▶ **Problem to solve**: This exercise calls for the records to be repeated in full, exactly as written.
━━━━━ Given data ━━━━━
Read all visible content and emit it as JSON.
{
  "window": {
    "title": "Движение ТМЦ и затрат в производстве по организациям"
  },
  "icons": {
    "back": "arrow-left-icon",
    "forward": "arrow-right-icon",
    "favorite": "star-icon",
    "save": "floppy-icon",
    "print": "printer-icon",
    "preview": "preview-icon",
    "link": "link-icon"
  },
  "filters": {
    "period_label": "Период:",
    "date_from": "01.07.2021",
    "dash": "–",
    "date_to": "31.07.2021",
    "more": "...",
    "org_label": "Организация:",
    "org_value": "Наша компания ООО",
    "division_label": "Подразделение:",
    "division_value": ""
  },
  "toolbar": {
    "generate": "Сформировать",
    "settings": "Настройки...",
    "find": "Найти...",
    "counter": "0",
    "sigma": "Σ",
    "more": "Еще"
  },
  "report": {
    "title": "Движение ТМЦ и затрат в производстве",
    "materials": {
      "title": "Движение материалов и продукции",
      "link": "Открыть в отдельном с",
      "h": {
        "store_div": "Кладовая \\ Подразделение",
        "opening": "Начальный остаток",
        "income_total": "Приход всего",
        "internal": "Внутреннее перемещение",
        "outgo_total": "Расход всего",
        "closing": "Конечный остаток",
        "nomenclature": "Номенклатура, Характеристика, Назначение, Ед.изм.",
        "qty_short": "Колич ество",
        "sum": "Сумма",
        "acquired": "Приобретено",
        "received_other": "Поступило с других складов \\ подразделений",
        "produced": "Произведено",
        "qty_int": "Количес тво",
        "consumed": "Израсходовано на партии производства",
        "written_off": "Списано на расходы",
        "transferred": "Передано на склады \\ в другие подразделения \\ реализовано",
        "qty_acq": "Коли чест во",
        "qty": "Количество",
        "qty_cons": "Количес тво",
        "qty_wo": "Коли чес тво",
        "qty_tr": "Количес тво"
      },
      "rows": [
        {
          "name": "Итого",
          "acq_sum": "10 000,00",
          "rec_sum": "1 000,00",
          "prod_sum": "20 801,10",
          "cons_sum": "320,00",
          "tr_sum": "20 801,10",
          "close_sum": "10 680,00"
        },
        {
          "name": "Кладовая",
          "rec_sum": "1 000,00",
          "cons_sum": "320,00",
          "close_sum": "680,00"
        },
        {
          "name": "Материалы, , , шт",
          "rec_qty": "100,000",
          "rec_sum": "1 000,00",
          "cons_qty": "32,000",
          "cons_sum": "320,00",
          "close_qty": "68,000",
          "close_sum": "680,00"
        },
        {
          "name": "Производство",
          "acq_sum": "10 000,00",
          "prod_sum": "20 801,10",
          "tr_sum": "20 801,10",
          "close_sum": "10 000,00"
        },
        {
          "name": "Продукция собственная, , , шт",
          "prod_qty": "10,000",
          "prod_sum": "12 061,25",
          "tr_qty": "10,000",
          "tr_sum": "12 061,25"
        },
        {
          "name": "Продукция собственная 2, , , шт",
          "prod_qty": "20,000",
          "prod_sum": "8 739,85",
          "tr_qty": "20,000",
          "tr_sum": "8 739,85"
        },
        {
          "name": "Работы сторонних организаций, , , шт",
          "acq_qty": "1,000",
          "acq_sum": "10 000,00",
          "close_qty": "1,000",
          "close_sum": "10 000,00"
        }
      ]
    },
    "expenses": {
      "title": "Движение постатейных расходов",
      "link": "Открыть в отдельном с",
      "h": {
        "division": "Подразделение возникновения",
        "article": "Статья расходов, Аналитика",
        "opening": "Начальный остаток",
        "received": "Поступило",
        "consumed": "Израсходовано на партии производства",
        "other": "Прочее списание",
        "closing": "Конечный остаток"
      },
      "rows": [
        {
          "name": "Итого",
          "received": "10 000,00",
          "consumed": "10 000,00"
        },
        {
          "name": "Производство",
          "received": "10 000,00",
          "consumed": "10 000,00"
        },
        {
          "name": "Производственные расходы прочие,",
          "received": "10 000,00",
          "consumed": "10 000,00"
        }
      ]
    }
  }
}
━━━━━
▶ **Output of the task**:
Read all visible content and emit it as JSON.
{
  "window": {
    "title": "Движение ТМЦ и затрат в производстве по организациям"
  },
  "icons": {
    "back": "arrow-left-icon",
    "forward": "arrow-right-icon",
    "favorite": "star-icon",
    "save": "floppy-icon",
    "print": "printer-icon",
    "preview": "preview-icon",
    "link": "link-icon"
  },
  "filters": {
    "period_label": "Период:",
    "date_from": "01.07.2021",
    "dash": "–",
    "date_to": "31.07.2021",
    "more": "...",
    "org_label": "Организация:",
    "org_value": "Наша компания ООО",
    "division_label": "Подразделение:",
    "division_value": ""
  },
  "toolbar": {
    "generate": "Сформировать",
    "settings": "Настройки...",
    "find": "Найти...",
    "counter": "0",
    "sigma": "Σ",
    "more": "Еще"
  },
  "report": {
    "title": "Движение ТМЦ и затрат в производстве",
    "materials": {
      "title": "Движение материалов и продукции",
      "link": "Открыть в отдельном с",
      "h": {
        "store_div": "Кладовая \\ Подразделение",
        "opening": "Начальный остаток",
        "income_total": "Приход всего",
        "internal": "Внутреннее перемещение",
        "outgo_total": "Расход всего",
        "closing": "Конечный остаток",
        "nomenclature": "Номенклатура, Характеристика, Назначение, Ед.изм.",
        "qty_short": "Колич ество",
        "sum": "Сумма",
        "acquired": "Приобретено",
        "received_other": "Поступило с других складов \\ подразделений",
        "produced": "Произведено",
        "qty_int": "Количес тво",
        "consumed": "Израсходовано на партии производства",
        "written_off": "Списано на расходы",
        "transferred": "Передано на склады \\ в другие подразделения \\ реализовано",
        "qty_acq": "Коли чест во",
        "qty": "Количество",
        "qty_cons": "Количес тво",
        "qty_wo": "Коли чес тво",
        "qty_tr": "Количес тво"
      },
      "rows": [
        {
          "name": "Итого",
          "acq_sum": "10 000,00",
          "rec_sum": "1 000,00",
          "prod_sum": "20 801,10",
          "cons_sum": "320,00",
          "tr_sum": "20 801,10",
          "close_sum": "10 680,00"
        },
        {
          "name": "Кладовая",
          "rec_sum": "1 000,00",
          "cons_sum": "320,00",
          "close_sum": "680,00"
        },
        {
          "name": "Материалы, , , шт",
          "rec_qty": "100,000",
          "rec_sum": "1 000,00",
          "cons_qty": "32,000",
          "cons_sum": "320,00",
          "close_qty": "68,000",
          "close_sum": "680,00"
        },
        {
          "name": "Производство",
          "acq_sum": "10 000,00",
          "prod_sum": "20 801,10",
          "tr_sum": "20 801,10",
          "close_sum": "10 000,00"
        },
        {
          "name": "Продукция собственная, , , шт",
          "prod_qty": "10,000",
          "prod_sum": "12 061,25",
          "tr_qty": "10,000",
          "tr_sum": "12 061,25"
        },
        {
          "name": "Продукция собственная 2, , , шт",
          "prod_qty": "20,000",
          "prod_sum": "8 739,85",
          "tr_qty": "20,000",
          "tr_sum": "8 739,85"
        },
        {
          "name": "Работы сторонних организаций, , , шт",
          "acq_qty": "1,000",
          "acq_sum": "10 000,00",
          "close_qty": "1,000",
          "close_sum": "10 000,00"
        }
      ]
    },
    "expenses": {
      "title": "Движение постатейных расходов",
      "link": "Открыть в отдельном с",
      "h": {
        "division": "Подразделение возникновения",
        "article": "Статья расходов, Аналитика",
        "opening": "Начальный остаток",
        "received": "Поступило",
        "consumed": "Израсходовано на партии производства",
        "other": "Прочее списание",
        "closing": "Конечный остаток"
      },
      "rows": [
        {
          "name": "Итого",
          "received": "10 000,00",
          "consumed": "10 000,00"
        },
        {
          "name": "Производство",
          "received": "10 000,00",
          "consumed": "10 000,00"
        },
        {
          "name": "Производственные расходы прочие,",
          "received": "10 000,00",
          "consumed": "10 000,00"
        }
      ]
    }
  }
}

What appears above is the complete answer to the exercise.